Exercise goal: Precise copying is required. Return the data below in full.

Records for processing:
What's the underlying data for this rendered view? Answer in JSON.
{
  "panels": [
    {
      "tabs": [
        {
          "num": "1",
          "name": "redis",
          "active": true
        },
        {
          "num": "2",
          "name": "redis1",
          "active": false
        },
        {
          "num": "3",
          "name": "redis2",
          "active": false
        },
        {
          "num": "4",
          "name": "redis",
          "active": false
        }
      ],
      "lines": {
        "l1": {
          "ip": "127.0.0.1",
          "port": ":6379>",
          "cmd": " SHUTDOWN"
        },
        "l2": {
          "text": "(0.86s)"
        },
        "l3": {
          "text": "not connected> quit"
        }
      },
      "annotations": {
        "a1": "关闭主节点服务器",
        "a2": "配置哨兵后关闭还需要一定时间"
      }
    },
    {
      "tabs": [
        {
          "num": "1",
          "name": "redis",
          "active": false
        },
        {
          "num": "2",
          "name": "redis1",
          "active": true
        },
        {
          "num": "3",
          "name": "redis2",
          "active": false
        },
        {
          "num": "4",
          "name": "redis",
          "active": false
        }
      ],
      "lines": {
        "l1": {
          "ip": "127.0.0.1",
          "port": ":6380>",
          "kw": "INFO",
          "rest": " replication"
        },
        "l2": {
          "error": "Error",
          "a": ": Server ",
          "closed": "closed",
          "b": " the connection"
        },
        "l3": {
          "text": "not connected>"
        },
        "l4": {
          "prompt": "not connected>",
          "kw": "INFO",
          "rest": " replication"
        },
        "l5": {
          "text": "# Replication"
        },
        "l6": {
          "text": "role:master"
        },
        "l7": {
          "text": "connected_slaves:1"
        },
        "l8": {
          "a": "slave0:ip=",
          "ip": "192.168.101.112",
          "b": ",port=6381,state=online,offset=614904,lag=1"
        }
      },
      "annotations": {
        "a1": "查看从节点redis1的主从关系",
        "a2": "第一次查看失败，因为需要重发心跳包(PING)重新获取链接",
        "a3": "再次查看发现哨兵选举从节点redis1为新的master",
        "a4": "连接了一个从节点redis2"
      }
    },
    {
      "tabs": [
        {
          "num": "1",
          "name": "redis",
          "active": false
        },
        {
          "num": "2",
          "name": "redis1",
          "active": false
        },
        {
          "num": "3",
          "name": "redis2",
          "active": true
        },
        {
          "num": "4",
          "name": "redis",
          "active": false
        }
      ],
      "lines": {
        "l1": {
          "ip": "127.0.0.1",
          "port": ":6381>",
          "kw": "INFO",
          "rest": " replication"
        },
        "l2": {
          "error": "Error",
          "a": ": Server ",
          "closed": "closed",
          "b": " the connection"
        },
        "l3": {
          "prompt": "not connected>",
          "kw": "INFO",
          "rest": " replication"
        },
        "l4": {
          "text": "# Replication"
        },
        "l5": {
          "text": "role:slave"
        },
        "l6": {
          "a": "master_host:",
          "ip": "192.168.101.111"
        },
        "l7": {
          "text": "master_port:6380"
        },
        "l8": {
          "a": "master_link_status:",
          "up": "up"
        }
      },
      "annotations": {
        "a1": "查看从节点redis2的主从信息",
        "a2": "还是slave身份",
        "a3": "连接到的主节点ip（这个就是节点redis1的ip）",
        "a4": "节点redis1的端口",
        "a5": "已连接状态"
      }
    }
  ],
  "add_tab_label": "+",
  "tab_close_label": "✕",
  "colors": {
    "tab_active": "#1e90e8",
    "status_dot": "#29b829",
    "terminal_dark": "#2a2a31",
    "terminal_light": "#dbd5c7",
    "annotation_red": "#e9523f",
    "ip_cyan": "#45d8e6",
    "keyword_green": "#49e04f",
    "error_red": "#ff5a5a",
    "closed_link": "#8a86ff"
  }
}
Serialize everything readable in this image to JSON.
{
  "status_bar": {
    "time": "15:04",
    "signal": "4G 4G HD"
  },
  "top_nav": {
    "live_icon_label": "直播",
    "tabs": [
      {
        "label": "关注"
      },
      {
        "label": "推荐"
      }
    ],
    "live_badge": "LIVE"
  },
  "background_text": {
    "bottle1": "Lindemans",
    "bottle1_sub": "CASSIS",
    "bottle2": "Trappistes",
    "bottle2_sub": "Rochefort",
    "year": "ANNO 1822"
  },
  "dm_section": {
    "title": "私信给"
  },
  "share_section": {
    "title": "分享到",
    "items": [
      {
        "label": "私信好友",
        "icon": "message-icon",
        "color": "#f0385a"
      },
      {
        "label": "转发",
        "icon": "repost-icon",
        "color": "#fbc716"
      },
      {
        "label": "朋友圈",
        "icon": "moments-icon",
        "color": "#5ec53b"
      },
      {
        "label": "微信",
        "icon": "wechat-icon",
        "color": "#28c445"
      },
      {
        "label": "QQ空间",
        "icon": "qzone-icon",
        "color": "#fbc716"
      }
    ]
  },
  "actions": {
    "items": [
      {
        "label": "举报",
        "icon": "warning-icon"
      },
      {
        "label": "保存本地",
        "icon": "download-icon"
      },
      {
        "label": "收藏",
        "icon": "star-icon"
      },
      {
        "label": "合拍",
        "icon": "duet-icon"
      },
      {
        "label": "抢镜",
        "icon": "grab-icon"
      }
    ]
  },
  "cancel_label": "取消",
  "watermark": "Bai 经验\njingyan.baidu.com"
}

Completed task:
What's the underlying data for this rendered view? Answer in JSON.
{
  "panels": [
    {
      "tabs": [
        {
          "num": "1",
          "name": "redis",
          "active": true
        },
        {
          "num": "2",
          "name": "redis1",
          "active": false
        },
        {
          "num": "3",
          "name": "redis2",
          "active": false
        },
        {
          "num": "4",
          "name": "redis",
          "active": false
        }
      ],
      "lines": {
        "l1": {
          "ip": "127.0.0.1",
          "port": ":6379>",
          "cmd": " SHUTDOWN"
        },
        "l2": {
          "text": "(0.86s)"
        },
        "l3": {
          "text": "not connected> quit"
        }
      },
      "annotations": {
        "a1": "关闭主节点服务器",
        "a2": "配置哨兵后关闭还需要一定时间"
      }
    },
    {
      "tabs": [
        {
          "num": "1",
          "name": "redis",
          "active": false
        },
        {
          "num": "2",
          "name": "redis1",
          "active": true
        },
        {
          "num": "3",
          "name": "redis2",
          "active": false
        },
        {
          "num": "4",
          "name": "redis",
          "active": false
        }
      ],
      "lines": {
        "l1": {
          "ip": "127.0.0.1",
          "port": ":6380>",
          "kw": "INFO",
          "rest": " replication"
        },
        "l2": {
          "error": "Error",
          "a": ": Server ",
          "closed": "closed",
          "b": " the connection"
        },
        "l3": {
          "text": "not connected>"
        },
        "l4": {
          "prompt": "not connected>",
          "kw": "INFO",
          "rest": " replication"
        },
        "l5": {
          "text": "# Replication"
        },
        "l6": {
          "text": "role:master"
        },
        "l7": {
          "text": "connected_slaves:1"
        },
        "l8": {
          "a": "slave0:ip=",
          "ip": "192.168.101.112",
          "b": ",port=6381,state=online,offset=614904,lag=1"
        }
      },
      "annotations": {
        "a1": "查看从节点redis1的主从关系",
        "a2": "第一次查看失败，因为需要重发心跳包(PING)重新获取链接",
        "a3": "再次查看发现哨兵选举从节点redis1为新的master",
        "a4": "连接了一个从节点redis2"
      }
    },
    {
      "tabs": [
        {
          "num": "1",
          "name": "redis",
          "active": false
        },
        {
          "num": "2",
          "name": "redis1",
          "active": false
        },
        {
          "num": "3",
          "name": "redis2",
          "active": true
        },
        {
          "num": "4",
          "name": "redis",
          "active": false
        }
      ],
      "lines": {
        "l1": {
          "ip": "127.0.0.1",
          "port": ":6381>",
          "kw": "INFO",
          "rest": " replication"
        },
        "l2": {
          "error": "Error",
          "a": ": Server ",
          "closed": "closed",
          "b": " the connection"
        },
        "l3": {
          "prompt": "not connected>",
          "kw": "INFO",
          "rest": " replication"
        },
        "l4": {
          "text": "# Replication"
        },
        "l5": {
          "text": "role:slave"
        },
        "l6": {
          "a": "master_host:",
          "ip": "192.168.101.111"
        },
        "l7": {
          "text": "master_port:6380"
        },
        "l8": {
          "a": "master_link_status:",
          "up": "up"
        }
      },
      "annotations": {
        "a1": "查看从节点redis2的主从信息",
        "a2": "还是slave身份",
        "a3": "连接到的主节点ip（这个就是节点redis1的ip）",
        "a4": "节点redis1的端口",
        "a5": "已连接状态"
      }
    }
  ],
  "add_tab_label": "+",
  "tab_close_label": "✕",
  "colors": {
    "tab_active": "#1e90e8",
    "status_dot": "#29b829",
    "terminal_dark": "#2a2a31",
    "terminal_light": "#dbd5c7",
    "annotation_red": "#e9523f",
    "ip_cyan": "#45d8e6",
    "keyword_green": "#49e04f",
    "error_red": "#ff5a5a",
    "closed_link": "#8a86ff"
  }
}
Serialize everything readable in this image to JSON.
{
  "status_bar": {
    "time": "15:04",
    "signal": "4G 4G HD"
  },
  "top_nav": {
    "live_icon_label": "直播",
    "tabs": [
      {
        "label": "关注"
      },
      {
        "label": "推荐"
      }
    ],
    "live_badge": "LIVE"
  },
  "background_text": {
    "bottle1": "Lindemans",
    "bottle1_sub": "CASSIS",
    "bottle2": "Trappistes",
    "bottle2_sub": "Rochefort",
    "year": "ANNO 1822"
  },
  "dm_section": {
    "title": "私信给"
  },
  "share_section": {
    "title": "分享到",
    "items": [
      {
        "label": "私信好友",
        "icon": "message-icon",
        "color": "#f0385a"
      },
      {
        "label": "转发",
        "icon": "repost-icon",
        "color": "#fbc716"
      },
      {
        "label": "朋友圈",
        "icon": "moments-icon",
        "color": "#5ec53b"
      },
      {
        "label": "微信",
        "icon": "wechat-icon",
        "color": "#28c445"
      },
      {
        "label": "QQ空间",
        "icon": "qzone-icon",
        "color": "#fbc716"
      }
    ]
  },
  "actions": {
    "items": [
      {
        "label": "举报",
        "icon": "warning-icon"
      },
      {
        "label": "保存本地",
        "icon": "download-icon"
      },
      {
        "label": "收藏",
        "icon": "star-icon"
      },
      {
        "label": "合拍",
        "icon": "duet-icon"
      },
      {
        "label": "抢镜",
        "icon": "grab-icon"
      }
    ]
  },
  "cancel_label": "取消",
  "watermark": "Bai 经验\njingyan.baidu.com"
}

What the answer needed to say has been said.